Another surprise has been how manufacturers react to the information that is shared or made available to them. We often hear manufacturers ask, “Why would the retailer do this or that?” I feel for the companies, because it’s hard to only get some of the information and then try to fill in the blanks or the details.

Q: In what ways do you think your having been a category manager at Publix will serve Bay Food’s clients well?

As a category manager at Publix, I did a lot of work in project management, item development, space merchandising and market trend research. I think all of these skills transition well to my new role at Bay Food Brokerage.

Also, having an understanding of how a big retailer needs great partners for continued success and growth is important. I aim to help the companies we represent be of better service to our retail partners through knowing how to present relevant and correct information.

Q: Can you tell us more about your plans as they relate to private label development?

Yes. I think there’s a lot of opportunity for manufacturers when it comes to private label.

One of the big misconceptions suppliers have is that retailers don’t want their suggestions. And that’s simply not true. Sometimes, the retailer doesn’t know what they want until you present it to them.

Being able to do this at Bay Food is exciting. I’m really looking forward to working with our manufacturer clients to develop new and innovative private label items.

Q: What are you most excited about as you begin this journey as a meat broker, after so many years on the other side?

I represented one great company, to the best of my ability, for the last 24 years. I am most excited to represent many great companies moving forward.

I’m thrilled for the relationships that come with my new role. Getting to know the companies Bay Food Brokerage represents has been a tremendous pleasure so far.

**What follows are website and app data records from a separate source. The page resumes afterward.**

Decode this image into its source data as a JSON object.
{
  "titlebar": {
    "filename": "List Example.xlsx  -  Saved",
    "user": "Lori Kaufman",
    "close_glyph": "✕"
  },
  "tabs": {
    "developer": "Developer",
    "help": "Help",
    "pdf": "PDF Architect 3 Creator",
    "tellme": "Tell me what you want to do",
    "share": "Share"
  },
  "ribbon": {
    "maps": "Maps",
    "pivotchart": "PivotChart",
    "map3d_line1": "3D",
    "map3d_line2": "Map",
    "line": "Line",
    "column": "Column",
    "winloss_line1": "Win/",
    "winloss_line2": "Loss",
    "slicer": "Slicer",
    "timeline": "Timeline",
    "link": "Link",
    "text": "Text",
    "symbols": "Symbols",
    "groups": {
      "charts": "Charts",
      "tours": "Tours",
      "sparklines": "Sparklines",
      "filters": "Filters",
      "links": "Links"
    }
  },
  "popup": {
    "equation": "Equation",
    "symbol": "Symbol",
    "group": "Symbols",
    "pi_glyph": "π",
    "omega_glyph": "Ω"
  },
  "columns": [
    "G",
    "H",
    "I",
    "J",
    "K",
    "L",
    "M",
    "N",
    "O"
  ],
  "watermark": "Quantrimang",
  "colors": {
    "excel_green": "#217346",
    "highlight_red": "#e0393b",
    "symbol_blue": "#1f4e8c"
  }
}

Looking for a meat broker in the Southeast with deep and nuanced experience? Contact us today to learn how we can help you.